▶ **Try it**
The answer must consist of every line from the entries that holds the word "title".

▶ **Input data**
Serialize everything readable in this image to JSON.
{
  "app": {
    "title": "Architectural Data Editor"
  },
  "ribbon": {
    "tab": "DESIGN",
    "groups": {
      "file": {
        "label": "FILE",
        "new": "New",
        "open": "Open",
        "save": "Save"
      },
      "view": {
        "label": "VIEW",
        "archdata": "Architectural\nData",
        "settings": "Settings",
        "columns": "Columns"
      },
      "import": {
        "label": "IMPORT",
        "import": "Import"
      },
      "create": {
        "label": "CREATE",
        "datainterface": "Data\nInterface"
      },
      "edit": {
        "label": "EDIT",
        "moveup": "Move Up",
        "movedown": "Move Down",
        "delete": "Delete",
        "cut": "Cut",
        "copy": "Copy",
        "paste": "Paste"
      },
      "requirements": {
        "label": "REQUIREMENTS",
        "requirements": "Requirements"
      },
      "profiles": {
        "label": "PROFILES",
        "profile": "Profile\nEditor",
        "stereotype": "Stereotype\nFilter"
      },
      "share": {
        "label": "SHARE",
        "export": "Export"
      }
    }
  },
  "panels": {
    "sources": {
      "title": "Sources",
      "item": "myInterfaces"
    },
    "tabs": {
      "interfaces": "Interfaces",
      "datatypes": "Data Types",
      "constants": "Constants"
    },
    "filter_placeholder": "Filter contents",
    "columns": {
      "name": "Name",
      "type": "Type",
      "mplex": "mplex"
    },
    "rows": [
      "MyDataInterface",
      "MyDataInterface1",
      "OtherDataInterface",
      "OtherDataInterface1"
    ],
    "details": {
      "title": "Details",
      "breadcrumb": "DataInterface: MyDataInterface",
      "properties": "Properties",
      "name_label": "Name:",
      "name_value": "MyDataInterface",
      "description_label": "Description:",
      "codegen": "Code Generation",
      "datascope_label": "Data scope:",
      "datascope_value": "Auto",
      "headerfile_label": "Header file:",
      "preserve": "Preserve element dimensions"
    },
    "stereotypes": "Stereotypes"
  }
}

▶ **Answer to this exercise**
    "title": "Architectural Data Editor"
      "title": "Sources",
      "title": "Details",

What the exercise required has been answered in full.